*** Opening Excerpted data ***
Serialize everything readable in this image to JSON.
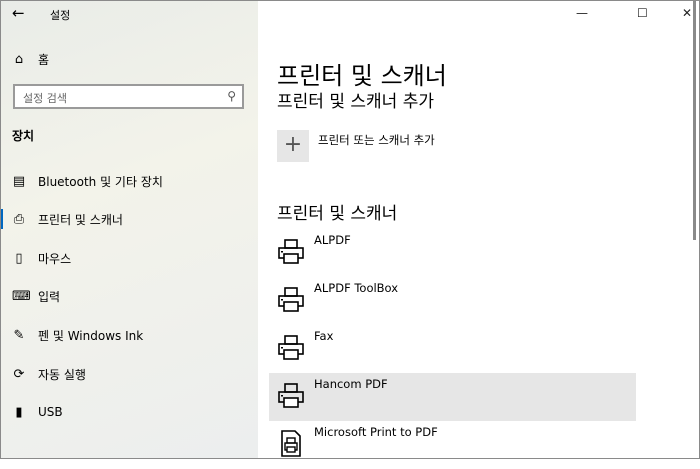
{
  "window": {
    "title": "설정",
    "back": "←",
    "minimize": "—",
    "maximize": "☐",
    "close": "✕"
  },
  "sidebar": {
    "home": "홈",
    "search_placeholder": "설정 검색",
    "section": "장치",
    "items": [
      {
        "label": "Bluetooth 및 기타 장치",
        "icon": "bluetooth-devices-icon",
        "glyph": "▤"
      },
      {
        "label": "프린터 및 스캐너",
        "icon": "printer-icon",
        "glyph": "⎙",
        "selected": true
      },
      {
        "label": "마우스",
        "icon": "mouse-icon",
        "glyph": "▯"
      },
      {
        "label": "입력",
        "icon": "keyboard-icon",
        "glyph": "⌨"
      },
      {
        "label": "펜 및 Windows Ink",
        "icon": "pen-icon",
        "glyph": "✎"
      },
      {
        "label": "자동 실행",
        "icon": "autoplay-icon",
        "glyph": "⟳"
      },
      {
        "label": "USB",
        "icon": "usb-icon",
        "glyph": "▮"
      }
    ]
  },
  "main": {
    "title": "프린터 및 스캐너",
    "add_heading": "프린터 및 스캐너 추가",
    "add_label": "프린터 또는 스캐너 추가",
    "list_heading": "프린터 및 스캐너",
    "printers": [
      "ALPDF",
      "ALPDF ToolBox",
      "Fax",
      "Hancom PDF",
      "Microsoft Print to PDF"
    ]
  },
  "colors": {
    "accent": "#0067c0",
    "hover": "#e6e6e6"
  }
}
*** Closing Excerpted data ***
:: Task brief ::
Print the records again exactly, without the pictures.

:: Response to this exercise ::
Serialize everything readable in this image to JSON.
{
  "window": {
    "title": "설정",
    "back": "←",
    "minimize": "—",
    "maximize": "☐",
    "close": "✕"
  },
  "sidebar": {
    "home": "홈",
    "search_placeholder": "설정 검색",
    "section": "장치",
    "items": [
      {
        "label": "Bluetooth 및 기타 장치",
        "icon": "bluetooth-devices-icon",
        "glyph": "▤"
      },
      {
        "label": "프린터 및 스캐너",
        "icon": "printer-icon",
        "glyph": "⎙",
        "selected": true
      },
      {
        "label": "마우스",
        "icon": "mouse-icon",
        "glyph": "▯"
      },
      {
        "label": "입력",
        "icon": "keyboard-icon",
        "glyph": "⌨"
      },
      {
        "label": "펜 및 Windows Ink",
        "icon": "pen-icon",
        "glyph": "✎"
      },
      {
        "label": "자동 실행",
        "icon": "autoplay-icon",
        "glyph": "⟳"
      },
      {
        "label": "USB",
        "icon": "usb-icon",
        "glyph": "▮"
      }
    ]
  },
  "main": {
    "title": "프린터 및 스캐너",
    "add_heading": "프린터 및 스캐너 추가",
    "add_label": "프린터 또는 스캐너 추가",
    "list_heading": "프린터 및 스캐너",
    "printers": [
      "ALPDF",
      "ALPDF ToolBox",
      "Fax",
      "Hancom PDF",
      "Microsoft Print to PDF"
    ]
  },
  "colors": {
    "accent": "#0067c0",
    "hover": "#e6e6e6"
  }
}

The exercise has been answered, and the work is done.